getting started can be costly, I found that I was able to get a lot of my plants by getting cuttings from friends and getting plant divisions and seeds from friends as well..also sometimes you can even get a few cuttings from other places, like cemetaries..but do make sure you aren't doing damage ..
look for end of season sales of plants and seeds..most of them are still viable and can cost you a lot less money..just don't buy things that are too badly damaged or diseased.
check out plant and seed swaps and go to some of the gardening sites on the internet, often people will offer to send seeds for nothing more than the cost of a self addressed stamped envelope,
i might suggest the homesteading today forums and maybe some other garden forums, also google seed swaps. check out craigslist too??
Bloom where you are planted.
You could ask rich people in your area. Offer your projected surplus of fruit, vegetable, herb, eggs, etc. to the person you're asking for money, or as a small, local food service for the poor, the needy, the community, etc. that the funding can help generate.
I've often thought about funding issues. Permaculture could sweep over whole towns, cities, counties, states, with the proper funding. I think of Ralph Nader's "Only the Super Rich can Save Us" wherein the super rich form a super hero type group and fund critical education, fair elections, open media, and the like, to effect real change in America.
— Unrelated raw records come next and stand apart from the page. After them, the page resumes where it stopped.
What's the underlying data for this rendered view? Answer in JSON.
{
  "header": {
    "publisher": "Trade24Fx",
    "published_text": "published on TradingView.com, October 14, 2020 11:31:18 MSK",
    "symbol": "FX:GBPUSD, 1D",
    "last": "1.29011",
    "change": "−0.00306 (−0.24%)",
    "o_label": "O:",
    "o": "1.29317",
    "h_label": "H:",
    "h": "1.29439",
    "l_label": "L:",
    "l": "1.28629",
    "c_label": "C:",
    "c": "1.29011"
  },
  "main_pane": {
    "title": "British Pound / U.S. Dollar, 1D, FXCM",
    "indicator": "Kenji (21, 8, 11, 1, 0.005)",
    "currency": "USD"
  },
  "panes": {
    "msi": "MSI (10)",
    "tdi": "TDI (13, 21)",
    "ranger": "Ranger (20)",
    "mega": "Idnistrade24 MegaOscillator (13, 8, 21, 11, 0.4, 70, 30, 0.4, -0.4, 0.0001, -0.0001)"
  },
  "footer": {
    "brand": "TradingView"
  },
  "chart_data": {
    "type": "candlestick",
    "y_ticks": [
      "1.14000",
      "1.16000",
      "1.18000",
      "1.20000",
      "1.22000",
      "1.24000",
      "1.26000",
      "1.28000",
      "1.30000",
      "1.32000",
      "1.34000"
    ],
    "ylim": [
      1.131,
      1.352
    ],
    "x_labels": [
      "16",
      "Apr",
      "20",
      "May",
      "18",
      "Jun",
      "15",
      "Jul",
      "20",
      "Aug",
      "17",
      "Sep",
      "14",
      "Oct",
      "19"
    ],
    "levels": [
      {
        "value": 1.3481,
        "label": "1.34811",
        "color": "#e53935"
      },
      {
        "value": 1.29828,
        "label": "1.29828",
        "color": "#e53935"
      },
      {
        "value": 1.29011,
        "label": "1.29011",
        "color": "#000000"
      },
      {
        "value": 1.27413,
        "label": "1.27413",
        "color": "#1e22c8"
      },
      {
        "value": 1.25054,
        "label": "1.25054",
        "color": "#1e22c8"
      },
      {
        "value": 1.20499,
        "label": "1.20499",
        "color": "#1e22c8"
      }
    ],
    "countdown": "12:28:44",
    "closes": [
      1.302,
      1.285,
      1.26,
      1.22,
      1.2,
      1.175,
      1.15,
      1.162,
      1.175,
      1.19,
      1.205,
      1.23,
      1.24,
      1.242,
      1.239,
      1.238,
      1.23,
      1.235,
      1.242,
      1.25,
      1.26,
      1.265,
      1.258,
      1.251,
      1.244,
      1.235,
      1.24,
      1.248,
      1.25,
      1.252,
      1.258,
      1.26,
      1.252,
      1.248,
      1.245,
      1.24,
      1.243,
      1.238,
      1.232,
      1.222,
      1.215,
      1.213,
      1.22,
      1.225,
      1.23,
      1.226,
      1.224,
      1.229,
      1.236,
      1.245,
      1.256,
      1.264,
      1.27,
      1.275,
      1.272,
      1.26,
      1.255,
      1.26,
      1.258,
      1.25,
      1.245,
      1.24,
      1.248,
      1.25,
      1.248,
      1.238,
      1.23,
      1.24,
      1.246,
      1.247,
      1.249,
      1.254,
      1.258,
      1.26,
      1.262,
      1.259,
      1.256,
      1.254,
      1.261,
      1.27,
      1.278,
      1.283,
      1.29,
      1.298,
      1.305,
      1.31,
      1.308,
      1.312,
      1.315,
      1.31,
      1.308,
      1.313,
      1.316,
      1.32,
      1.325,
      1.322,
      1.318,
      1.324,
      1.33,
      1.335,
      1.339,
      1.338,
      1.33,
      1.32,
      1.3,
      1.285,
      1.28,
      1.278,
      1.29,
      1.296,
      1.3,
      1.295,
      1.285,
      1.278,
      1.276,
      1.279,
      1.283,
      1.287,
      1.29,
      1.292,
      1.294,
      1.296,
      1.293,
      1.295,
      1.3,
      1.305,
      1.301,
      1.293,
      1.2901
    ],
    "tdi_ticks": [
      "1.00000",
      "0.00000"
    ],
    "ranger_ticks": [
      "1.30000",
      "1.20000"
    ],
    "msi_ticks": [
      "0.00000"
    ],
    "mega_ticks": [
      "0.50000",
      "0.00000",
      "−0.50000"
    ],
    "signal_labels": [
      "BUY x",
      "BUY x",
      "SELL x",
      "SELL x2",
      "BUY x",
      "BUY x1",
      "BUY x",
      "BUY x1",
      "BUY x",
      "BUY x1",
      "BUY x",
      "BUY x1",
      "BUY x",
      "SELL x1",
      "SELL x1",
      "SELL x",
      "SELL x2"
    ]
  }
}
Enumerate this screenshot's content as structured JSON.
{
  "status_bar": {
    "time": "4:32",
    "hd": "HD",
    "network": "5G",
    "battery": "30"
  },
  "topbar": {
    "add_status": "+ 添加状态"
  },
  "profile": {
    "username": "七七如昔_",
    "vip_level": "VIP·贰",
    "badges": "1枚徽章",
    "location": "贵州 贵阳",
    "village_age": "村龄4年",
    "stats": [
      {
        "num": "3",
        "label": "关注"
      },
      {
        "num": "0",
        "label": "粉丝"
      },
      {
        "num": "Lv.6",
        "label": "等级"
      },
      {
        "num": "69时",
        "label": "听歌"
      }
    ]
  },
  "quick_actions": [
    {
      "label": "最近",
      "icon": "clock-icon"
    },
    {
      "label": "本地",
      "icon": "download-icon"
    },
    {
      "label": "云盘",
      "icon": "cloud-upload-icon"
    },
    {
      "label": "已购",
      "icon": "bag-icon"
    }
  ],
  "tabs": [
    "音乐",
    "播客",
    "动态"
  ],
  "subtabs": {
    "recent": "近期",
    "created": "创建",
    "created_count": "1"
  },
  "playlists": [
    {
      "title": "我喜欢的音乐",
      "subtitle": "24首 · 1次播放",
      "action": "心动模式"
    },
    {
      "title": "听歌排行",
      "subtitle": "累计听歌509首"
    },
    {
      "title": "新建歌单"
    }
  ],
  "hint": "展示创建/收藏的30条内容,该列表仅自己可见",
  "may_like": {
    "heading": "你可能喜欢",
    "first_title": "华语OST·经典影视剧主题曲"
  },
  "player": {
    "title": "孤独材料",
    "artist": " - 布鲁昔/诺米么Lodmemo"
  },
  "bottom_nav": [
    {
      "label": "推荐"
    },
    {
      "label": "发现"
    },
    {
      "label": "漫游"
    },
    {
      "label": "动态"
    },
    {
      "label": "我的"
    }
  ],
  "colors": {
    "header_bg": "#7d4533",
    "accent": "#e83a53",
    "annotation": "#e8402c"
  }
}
A very small philanthropic gesture from the super rich could put 500 permaculture people to work for a year at a time. Creating potentially great change, raising awareness and future safegaurding from myopic agricultural practices and subsidies.
But your project might just take some asking about town, and some creative community benefits to make it appealing and affordable to fund.
You could also try Kickstarter, though so far I've had no luck with my permaculture project being accepted. Doesn't mean you wont though:)
Keep me posted.
10 Podcast Review of the book Just Enough by Azby Brown